## Requirement
Find the string "period" in the entries and copy each line that has it.

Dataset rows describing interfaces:
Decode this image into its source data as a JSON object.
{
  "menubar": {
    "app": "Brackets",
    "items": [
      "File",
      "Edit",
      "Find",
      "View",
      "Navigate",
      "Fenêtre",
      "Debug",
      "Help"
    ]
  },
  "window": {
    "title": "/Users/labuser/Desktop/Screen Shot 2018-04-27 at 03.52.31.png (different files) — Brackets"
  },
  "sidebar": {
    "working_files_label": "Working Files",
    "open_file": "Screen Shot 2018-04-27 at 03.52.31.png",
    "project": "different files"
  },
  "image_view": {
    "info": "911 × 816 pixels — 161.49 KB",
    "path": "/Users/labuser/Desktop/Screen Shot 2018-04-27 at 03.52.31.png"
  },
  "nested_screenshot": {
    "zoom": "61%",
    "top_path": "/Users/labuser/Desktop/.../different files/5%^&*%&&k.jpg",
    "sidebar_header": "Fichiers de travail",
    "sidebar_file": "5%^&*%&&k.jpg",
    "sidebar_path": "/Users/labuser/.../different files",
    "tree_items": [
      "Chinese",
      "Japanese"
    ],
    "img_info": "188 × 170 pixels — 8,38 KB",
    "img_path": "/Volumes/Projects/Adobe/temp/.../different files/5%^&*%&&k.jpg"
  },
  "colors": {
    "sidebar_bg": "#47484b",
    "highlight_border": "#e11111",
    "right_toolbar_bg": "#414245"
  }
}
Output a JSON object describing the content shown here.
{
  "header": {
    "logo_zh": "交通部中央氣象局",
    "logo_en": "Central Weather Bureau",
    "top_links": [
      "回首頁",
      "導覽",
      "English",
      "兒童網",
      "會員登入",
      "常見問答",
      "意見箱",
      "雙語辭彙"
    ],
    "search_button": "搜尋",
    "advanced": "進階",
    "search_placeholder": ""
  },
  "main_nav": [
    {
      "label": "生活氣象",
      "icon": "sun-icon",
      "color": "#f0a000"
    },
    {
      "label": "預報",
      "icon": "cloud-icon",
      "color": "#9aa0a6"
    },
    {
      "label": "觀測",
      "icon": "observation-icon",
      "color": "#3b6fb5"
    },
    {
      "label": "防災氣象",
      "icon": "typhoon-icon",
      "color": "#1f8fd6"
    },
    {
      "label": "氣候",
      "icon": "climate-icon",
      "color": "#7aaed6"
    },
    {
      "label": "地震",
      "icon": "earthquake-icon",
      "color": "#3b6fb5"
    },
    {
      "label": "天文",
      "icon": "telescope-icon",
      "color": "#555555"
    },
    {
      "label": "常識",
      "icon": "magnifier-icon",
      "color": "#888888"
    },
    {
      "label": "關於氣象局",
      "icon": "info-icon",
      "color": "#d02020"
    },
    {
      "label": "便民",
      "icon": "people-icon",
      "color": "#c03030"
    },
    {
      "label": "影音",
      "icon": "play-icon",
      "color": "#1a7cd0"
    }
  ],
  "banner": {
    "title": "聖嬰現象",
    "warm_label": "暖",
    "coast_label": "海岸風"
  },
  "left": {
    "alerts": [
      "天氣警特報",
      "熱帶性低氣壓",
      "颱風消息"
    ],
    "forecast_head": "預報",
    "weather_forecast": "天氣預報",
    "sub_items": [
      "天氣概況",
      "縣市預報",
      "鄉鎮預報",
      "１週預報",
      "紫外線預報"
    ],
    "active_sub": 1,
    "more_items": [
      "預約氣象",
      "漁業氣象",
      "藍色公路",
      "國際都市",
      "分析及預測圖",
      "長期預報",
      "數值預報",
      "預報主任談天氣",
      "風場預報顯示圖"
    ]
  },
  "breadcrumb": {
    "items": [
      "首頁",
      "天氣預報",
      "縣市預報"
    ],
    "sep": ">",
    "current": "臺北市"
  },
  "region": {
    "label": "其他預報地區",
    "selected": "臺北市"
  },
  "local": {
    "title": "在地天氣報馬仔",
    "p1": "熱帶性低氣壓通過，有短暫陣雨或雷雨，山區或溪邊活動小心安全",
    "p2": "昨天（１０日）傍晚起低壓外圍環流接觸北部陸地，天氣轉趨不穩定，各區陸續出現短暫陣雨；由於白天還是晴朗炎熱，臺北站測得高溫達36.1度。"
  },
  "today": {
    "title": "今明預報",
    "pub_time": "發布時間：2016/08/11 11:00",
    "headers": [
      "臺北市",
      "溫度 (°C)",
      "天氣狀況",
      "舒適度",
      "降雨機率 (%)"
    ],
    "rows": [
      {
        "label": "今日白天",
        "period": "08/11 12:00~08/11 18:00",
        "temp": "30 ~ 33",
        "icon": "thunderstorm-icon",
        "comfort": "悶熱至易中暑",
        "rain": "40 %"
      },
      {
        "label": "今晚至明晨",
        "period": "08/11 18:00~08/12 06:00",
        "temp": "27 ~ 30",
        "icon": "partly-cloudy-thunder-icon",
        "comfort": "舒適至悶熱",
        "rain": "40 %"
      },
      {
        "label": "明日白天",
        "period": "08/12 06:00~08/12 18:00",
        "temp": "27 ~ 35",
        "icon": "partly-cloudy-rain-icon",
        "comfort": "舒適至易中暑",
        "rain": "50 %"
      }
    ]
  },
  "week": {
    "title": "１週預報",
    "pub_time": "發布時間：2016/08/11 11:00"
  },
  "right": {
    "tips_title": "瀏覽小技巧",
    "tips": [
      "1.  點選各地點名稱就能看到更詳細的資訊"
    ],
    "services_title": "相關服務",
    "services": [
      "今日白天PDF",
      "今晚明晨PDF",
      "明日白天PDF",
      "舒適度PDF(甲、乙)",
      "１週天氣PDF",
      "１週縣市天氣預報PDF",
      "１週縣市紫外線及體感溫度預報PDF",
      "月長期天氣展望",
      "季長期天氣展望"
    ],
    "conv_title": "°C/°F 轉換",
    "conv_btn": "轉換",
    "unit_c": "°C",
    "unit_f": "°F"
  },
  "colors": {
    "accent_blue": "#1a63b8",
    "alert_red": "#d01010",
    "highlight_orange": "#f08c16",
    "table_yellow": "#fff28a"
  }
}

## Result of this task
        "period": "08/11 12:00~08/11 18:00",
        "period": "08/11 18:00~08/12 06:00",
        "period": "08/12 06:00~08/12 18:00",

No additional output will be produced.